  • Gases and equipment - Compressed air, rebreathing equipment, and mixed gases

  • Problems - Violation of no-decompression limit dive tables, equipment, entanglement, dizziness, and marine bites or stings

  • Condition - Physical condition before, during, and after the dive (eg, fatigue, alcohol ingestion, fever, vertigo, nausea, overexertion, pulled muscles)

  • First aid received - Oxygen, positioning, medications, and fluids

  • Eyes or face - Hemorrhage and numbness

  • Ears - Pain, hearing loss, tinnitus, bloody discharge, and vertigo

  • Nose or sinuses - Pressure or pain associated with sinus locations, bloody nasal discharge, and numbness in infraorbital nerve distribution

  • Mouth - Dental pain

  • Neck - Edema, crackling, and hoarseness

  • Pulmonary - Dyspnea, hemoptysis, and chest pain

  • Gastrointestinal - Bloating, cramps, and pain

  • Musculoskeletal - Symptoms probably related to DCS

  • Skin - Rash or marks

  • Neurologic - Seizure, unconsciousness, confusion, headache, visual disturbance, paresis, and paresthesia (more likely related to DCS)


Physical Examination

Physical examination findings may include any of the following:

  • Distress secondary to pain

  • Eyes or face - Subconjunctival or scleral hemorrhage or edema, periorbital edema, nystagmus, facial petechiae, and red ring

  • Ears - Tympanic hemorrhage or perforation, hemotympanum, external canal blood, cerumen, mass, lack of mobility on pneumatoscopy, and evidence of sensorineural hearing loss

  • Nose or sinuses - Pain over sinuses with percussion or epistaxis

  • Mouth - Tooth tenderness to percussion

  • Neck - Subcutaneous emphysema, vocal changes, and neck vein distention

  • Pulmonary - Respiratory distress, decreased breath sounds, hyperresonance, and tracheal shift

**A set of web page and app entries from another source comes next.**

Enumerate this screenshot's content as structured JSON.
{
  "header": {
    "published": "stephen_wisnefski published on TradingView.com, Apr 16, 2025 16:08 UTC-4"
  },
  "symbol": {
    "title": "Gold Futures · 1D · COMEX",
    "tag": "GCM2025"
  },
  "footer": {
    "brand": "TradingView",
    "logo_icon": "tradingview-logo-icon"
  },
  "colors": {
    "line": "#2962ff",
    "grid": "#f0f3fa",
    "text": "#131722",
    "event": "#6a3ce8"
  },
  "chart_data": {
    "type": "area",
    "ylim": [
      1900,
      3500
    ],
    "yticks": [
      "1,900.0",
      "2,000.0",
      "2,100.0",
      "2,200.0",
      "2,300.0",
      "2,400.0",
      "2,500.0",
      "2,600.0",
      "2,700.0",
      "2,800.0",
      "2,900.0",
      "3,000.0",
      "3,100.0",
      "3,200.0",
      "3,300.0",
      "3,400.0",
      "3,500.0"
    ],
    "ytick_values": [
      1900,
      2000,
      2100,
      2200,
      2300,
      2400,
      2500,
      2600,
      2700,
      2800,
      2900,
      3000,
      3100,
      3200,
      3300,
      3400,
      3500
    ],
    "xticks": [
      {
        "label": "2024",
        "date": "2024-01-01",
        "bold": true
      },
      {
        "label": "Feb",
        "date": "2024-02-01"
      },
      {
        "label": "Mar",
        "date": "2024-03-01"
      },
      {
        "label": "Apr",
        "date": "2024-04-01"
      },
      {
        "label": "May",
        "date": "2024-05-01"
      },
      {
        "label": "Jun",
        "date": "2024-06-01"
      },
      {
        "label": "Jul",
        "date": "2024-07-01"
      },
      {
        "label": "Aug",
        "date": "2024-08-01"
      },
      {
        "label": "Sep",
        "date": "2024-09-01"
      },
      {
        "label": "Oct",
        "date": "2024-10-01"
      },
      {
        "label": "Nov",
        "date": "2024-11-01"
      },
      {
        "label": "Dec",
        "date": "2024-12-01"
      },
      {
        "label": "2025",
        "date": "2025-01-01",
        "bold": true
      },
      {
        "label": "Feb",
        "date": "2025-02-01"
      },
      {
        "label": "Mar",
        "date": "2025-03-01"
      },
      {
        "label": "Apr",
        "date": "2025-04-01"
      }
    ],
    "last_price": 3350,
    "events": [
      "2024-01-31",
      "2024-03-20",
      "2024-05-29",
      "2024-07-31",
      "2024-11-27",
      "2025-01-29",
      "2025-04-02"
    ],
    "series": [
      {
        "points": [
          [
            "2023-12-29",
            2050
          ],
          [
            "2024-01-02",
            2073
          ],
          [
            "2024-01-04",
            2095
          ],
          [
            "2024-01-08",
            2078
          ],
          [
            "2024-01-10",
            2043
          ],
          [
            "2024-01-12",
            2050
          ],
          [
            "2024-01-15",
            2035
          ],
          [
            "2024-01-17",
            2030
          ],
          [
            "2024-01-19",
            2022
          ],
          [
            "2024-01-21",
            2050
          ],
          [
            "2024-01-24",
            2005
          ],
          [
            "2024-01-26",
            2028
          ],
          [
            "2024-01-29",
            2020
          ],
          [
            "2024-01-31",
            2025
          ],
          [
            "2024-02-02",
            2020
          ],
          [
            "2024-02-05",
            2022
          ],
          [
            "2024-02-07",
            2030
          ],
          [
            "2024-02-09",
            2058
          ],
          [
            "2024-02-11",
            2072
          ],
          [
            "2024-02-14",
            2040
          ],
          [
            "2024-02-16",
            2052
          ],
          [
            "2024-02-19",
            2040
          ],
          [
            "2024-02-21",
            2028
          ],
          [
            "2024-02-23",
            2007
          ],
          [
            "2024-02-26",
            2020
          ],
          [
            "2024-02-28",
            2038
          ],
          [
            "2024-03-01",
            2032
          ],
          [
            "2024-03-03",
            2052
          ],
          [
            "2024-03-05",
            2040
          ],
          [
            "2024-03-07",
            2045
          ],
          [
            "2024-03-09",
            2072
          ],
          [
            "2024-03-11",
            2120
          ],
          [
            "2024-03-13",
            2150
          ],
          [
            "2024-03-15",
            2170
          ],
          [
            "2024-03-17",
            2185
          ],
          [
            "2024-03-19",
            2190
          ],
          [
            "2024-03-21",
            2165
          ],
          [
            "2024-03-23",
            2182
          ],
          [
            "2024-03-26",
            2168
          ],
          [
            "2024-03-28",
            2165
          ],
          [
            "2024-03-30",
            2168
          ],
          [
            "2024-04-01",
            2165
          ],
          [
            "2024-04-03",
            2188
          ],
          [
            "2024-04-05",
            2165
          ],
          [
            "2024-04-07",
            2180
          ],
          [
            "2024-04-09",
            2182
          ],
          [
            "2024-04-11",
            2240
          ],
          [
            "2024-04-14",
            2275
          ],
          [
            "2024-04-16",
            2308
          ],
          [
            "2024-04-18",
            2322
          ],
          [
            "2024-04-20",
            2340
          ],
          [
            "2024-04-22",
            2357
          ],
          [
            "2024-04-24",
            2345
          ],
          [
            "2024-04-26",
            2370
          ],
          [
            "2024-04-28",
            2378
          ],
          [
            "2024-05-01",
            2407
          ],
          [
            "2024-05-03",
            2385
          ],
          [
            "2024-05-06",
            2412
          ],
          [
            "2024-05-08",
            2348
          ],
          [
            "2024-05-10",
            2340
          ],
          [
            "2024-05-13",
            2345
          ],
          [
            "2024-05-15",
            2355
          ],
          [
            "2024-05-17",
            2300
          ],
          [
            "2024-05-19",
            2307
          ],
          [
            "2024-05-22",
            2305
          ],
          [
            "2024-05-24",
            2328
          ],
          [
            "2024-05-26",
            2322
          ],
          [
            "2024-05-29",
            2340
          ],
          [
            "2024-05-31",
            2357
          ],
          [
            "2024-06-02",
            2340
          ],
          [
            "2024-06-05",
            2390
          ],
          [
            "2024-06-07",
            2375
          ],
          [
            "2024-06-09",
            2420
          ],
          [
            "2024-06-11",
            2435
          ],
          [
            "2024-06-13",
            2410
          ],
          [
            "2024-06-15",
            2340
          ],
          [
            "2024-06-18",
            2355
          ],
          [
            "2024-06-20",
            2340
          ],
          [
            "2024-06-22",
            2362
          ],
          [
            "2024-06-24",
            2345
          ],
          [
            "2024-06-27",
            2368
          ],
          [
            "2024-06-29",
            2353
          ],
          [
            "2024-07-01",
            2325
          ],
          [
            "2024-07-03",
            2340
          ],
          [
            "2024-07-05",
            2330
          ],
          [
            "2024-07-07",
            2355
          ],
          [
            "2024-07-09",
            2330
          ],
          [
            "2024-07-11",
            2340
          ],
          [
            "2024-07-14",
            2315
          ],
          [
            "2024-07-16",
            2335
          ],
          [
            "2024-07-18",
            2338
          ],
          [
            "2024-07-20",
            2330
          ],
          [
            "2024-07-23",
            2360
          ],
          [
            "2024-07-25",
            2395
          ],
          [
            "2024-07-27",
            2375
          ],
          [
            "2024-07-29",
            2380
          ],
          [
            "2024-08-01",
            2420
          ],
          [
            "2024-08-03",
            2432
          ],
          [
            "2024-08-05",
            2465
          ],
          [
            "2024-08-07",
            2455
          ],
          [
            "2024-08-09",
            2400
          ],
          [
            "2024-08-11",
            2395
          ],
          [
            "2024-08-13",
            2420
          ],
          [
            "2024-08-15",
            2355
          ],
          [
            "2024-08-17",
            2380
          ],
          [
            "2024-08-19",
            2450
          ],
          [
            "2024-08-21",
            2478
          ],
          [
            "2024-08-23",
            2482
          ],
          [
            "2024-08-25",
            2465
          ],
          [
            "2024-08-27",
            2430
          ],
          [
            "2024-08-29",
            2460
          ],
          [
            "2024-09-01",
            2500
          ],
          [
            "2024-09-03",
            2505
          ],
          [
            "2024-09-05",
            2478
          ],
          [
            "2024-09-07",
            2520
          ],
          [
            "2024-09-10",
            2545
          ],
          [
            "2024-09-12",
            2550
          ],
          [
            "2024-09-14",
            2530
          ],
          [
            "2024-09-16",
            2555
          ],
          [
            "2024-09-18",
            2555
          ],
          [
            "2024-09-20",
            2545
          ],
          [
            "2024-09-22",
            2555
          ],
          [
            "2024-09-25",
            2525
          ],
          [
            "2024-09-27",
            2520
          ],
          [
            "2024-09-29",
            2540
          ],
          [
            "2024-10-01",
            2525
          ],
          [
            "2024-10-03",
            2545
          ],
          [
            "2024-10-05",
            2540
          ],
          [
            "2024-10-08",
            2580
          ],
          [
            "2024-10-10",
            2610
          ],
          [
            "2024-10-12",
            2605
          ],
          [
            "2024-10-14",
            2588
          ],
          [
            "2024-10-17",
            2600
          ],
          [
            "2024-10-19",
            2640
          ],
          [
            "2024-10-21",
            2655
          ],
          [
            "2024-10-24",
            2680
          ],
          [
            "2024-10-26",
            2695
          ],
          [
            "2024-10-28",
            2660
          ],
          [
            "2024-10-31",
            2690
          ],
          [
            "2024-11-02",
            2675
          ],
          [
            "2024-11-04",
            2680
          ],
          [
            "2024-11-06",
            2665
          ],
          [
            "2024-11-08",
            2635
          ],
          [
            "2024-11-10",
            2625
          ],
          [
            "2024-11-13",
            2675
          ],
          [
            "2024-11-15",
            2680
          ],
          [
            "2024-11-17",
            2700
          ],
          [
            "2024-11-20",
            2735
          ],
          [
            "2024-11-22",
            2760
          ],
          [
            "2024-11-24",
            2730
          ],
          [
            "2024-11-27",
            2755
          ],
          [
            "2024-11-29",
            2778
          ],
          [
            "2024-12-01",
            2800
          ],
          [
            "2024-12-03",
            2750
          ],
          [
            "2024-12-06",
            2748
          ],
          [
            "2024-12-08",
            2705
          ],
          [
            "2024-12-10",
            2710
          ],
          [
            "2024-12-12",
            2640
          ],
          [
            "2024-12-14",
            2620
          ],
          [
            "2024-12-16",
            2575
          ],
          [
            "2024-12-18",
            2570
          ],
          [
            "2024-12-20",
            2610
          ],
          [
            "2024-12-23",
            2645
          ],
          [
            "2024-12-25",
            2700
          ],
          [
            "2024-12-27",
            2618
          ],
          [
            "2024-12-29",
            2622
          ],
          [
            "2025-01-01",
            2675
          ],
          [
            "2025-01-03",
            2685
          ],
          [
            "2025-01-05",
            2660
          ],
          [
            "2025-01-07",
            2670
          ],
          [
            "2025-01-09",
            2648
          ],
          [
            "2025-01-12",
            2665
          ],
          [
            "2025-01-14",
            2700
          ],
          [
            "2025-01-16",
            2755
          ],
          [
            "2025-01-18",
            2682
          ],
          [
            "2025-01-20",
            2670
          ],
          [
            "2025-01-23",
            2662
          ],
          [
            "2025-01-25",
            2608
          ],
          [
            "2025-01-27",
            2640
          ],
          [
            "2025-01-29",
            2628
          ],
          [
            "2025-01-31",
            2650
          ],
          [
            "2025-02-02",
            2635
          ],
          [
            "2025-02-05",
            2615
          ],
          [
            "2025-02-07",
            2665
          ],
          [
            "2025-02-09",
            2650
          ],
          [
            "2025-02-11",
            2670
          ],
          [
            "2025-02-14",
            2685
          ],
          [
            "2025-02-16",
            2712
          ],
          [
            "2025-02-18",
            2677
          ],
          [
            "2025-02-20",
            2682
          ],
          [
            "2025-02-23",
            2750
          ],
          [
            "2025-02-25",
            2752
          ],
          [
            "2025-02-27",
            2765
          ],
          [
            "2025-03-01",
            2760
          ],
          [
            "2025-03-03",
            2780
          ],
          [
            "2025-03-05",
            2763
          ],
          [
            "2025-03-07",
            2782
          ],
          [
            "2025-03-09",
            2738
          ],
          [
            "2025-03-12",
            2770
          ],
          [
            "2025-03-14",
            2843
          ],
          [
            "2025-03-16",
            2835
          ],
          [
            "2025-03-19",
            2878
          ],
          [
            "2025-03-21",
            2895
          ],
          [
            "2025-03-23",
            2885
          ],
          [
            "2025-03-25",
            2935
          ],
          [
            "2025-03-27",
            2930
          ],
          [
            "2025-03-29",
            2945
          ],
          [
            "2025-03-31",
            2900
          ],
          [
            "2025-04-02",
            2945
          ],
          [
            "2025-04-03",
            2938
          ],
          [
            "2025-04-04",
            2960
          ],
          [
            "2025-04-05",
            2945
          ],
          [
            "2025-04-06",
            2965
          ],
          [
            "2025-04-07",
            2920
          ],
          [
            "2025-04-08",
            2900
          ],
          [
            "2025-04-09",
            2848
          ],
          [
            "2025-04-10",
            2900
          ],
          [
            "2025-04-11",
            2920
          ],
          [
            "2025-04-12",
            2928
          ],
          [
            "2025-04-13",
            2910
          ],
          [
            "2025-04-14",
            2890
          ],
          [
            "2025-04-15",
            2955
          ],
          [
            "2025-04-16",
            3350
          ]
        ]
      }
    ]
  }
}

  • Gastrointestinal - Distention

  • Skin - Subcutaneous emphysema

  • Neurologic - Unconsciousness, changes in mental status, blindness, hemiplegia, paresis, and paresthesia